Exercise prompt ->
The lines you return must be all those in the data that hold the string "check".

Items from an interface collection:
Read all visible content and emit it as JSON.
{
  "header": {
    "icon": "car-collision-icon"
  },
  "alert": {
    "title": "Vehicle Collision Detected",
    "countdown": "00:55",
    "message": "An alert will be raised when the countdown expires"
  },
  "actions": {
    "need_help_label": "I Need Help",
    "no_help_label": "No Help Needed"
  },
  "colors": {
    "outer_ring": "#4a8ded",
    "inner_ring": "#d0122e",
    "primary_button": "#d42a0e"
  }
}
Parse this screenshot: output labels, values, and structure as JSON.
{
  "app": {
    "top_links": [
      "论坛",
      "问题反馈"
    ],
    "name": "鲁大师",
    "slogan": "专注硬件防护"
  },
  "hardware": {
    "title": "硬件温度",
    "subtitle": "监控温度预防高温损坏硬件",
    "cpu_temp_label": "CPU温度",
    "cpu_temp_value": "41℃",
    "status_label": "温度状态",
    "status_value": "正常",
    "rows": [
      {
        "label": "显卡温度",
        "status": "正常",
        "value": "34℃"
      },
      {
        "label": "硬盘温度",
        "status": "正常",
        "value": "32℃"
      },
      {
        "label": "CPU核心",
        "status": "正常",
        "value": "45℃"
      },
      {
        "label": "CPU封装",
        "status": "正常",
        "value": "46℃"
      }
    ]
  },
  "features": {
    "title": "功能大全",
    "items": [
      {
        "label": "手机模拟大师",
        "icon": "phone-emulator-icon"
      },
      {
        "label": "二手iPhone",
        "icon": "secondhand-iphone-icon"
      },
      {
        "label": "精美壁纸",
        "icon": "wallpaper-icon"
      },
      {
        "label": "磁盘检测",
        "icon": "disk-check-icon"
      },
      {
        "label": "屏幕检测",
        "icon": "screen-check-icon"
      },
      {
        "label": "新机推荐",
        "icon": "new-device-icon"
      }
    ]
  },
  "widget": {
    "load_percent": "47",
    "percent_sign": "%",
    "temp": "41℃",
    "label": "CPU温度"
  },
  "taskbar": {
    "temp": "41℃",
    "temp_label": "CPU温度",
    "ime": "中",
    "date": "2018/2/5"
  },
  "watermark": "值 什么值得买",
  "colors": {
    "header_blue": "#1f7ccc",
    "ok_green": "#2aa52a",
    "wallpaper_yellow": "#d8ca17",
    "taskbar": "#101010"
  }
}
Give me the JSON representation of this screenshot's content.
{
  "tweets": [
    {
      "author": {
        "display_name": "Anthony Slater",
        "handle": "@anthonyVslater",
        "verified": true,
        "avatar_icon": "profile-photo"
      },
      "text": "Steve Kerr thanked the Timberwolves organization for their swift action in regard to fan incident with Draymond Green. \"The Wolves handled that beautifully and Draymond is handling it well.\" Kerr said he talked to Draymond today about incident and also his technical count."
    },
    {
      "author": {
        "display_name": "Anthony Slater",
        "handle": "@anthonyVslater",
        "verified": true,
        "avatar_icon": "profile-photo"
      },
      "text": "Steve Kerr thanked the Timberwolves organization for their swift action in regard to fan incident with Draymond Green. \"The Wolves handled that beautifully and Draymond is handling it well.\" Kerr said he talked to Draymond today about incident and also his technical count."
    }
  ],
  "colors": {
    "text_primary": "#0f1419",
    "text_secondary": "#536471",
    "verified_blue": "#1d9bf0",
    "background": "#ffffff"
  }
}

Result of the task ->
        "icon": "disk-check-icon"
        "icon": "screen-check-icon"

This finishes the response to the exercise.